> [EXERCISE INSTRUCTIONS]:
Write out the complete data exactly as written.

• • • •

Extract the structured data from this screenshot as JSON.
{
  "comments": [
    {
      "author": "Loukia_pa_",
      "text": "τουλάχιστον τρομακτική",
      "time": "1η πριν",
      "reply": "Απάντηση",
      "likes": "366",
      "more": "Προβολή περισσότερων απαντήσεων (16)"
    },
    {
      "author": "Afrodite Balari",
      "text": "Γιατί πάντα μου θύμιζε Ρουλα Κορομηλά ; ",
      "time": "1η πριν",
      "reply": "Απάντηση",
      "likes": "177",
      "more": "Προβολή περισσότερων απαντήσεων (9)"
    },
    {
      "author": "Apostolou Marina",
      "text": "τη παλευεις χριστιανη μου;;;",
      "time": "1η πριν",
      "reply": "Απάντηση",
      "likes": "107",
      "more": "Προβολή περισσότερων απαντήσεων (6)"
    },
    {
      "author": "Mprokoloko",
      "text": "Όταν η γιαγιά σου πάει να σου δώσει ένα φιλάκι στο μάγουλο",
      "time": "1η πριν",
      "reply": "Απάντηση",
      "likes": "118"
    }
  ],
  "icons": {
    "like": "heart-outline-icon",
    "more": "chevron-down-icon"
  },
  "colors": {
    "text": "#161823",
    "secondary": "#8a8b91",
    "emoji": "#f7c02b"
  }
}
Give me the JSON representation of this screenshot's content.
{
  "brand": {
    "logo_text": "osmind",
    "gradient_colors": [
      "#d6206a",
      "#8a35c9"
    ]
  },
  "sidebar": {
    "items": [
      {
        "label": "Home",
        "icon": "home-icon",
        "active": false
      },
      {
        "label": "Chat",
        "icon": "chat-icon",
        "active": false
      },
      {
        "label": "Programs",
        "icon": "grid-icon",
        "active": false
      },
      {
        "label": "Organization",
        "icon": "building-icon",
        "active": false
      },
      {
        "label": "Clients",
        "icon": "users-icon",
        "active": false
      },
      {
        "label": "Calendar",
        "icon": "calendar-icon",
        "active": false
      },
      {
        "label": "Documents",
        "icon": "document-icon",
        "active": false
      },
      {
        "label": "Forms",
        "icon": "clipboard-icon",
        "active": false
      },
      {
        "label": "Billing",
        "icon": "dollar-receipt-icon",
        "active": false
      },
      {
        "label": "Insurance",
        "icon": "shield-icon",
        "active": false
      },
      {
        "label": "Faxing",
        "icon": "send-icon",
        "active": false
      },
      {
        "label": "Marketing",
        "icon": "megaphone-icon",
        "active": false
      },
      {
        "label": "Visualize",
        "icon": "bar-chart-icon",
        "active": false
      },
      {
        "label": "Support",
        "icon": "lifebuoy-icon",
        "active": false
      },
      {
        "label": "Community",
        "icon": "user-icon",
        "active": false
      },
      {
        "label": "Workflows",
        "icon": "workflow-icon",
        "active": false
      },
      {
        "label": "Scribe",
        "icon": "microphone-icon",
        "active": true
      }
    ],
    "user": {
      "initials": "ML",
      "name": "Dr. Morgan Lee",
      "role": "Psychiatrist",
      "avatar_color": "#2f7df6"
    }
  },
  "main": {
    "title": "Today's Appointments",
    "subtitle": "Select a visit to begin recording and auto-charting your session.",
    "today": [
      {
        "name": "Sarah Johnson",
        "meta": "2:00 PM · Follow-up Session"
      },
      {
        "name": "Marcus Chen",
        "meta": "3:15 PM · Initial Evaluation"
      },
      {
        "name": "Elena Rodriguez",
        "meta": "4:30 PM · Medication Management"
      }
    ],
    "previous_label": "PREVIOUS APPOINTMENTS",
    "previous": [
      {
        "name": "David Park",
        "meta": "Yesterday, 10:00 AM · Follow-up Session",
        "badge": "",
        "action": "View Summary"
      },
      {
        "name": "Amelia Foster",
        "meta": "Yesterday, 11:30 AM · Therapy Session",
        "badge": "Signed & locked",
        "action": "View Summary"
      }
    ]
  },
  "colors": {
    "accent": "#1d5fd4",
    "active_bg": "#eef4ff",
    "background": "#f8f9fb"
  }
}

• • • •

> [THE ANSWER]:
Extract the structured data from this screenshot as JSON.
{
  "comments": [
    {
      "author": "Loukia_pa_",
      "text": "τουλάχιστον τρομακτική",
      "time": "1η πριν",
      "reply": "Απάντηση",
      "likes": "366",
      "more": "Προβολή περισσότερων απαντήσεων (16)"
    },
    {
      "author": "Afrodite Balari",
      "text": "Γιατί πάντα μου θύμιζε Ρουλα Κορομηλά ; ",
      "time": "1η πριν",
      "reply": "Απάντηση",
      "likes": "177",
      "more": "Προβολή περισσότερων απαντήσεων (9)"
    },
    {
      "author": "Apostolou Marina",
      "text": "τη παλευεις χριστιανη μου;;;",
      "time": "1η πριν",
      "reply": "Απάντηση",
      "likes": "107",
      "more": "Προβολή περισσότερων απαντήσεων (6)"
    },
    {
      "author": "Mprokoloko",
      "text": "Όταν η γιαγιά σου πάει να σου δώσει ένα φιλάκι στο μάγουλο",
      "time": "1η πριν",
      "reply": "Απάντηση",
      "likes": "118"
    }
  ],
  "icons": {
    "like": "heart-outline-icon",
    "more": "chevron-down-icon"
  },
  "colors": {
    "text": "#161823",
    "secondary": "#8a8b91",
    "emoji": "#f7c02b"
  }
}
Give me the JSON representation of this screenshot's content.
{
  "brand": {
    "logo_text": "osmind",
    "gradient_colors": [
      "#d6206a",
      "#8a35c9"
    ]
  },
  "sidebar": {
    "items": [
      {
        "label": "Home",
        "icon": "home-icon",
        "active": false
      },
      {
        "label": "Chat",
        "icon": "chat-icon",
        "active": false
      },
      {
        "label": "Programs",
        "icon": "grid-icon",
        "active": false
      },
      {
        "label": "Organization",
        "icon": "building-icon",
        "active": false
      },
      {
        "label": "Clients",
        "icon": "users-icon",
        "active": false
      },
      {
        "label": "Calendar",
        "icon": "calendar-icon",
        "active": false
      },
      {
        "label": "Documents",
        "icon": "document-icon",
        "active": false
      },
      {
        "label": "Forms",
        "icon": "clipboard-icon",
        "active": false
      },
      {
        "label": "Billing",
        "icon": "dollar-receipt-icon",
        "active": false
      },
      {
        "label": "Insurance",
        "icon": "shield-icon",
        "active": false
      },
      {
        "label": "Faxing",
        "icon": "send-icon",
        "active": false
      },
      {
        "label": "Marketing",
        "icon": "megaphone-icon",
        "active": false
      },
      {
        "label": "Visualize",
        "icon": "bar-chart-icon",
        "active": false
      },
      {
        "label": "Support",
        "icon": "lifebuoy-icon",
        "active": false
      },
      {
        "label": "Community",
        "icon": "user-icon",
        "active": false
      },
      {
        "label": "Workflows",
        "icon": "workflow-icon",
        "active": false
      },
      {
        "label": "Scribe",
        "icon": "microphone-icon",
        "active": true
      }
    ],
    "user": {
      "initials": "ML",
      "name": "Dr. Morgan Lee",
      "role": "Psychiatrist",
      "avatar_color": "#2f7df6"
    }
  },
  "main": {
    "title": "Today's Appointments",
    "subtitle": "Select a visit to begin recording and auto-charting your session.",
    "today": [
      {
        "name": "Sarah Johnson",
        "meta": "2:00 PM · Follow-up Session"
      },
      {
        "name": "Marcus Chen",
        "meta": "3:15 PM · Initial Evaluation"
      },
      {
        "name": "Elena Rodriguez",
        "meta": "4:30 PM · Medication Management"
      }
    ],
    "previous_label": "PREVIOUS APPOINTMENTS",
    "previous": [
      {
        "name": "David Park",
        "meta": "Yesterday, 10:00 AM · Follow-up Session",
        "badge": "",
        "action": "View Summary"
      },
      {
        "name": "Amelia Foster",
        "meta": "Yesterday, 11:30 AM · Therapy Session",
        "badge": "Signed & locked",
        "action": "View Summary"
      }
    ]
  },
  "colors": {
    "accent": "#1d5fd4",
    "active_bg": "#eef4ff",
    "background": "#f8f9fb"
  }
}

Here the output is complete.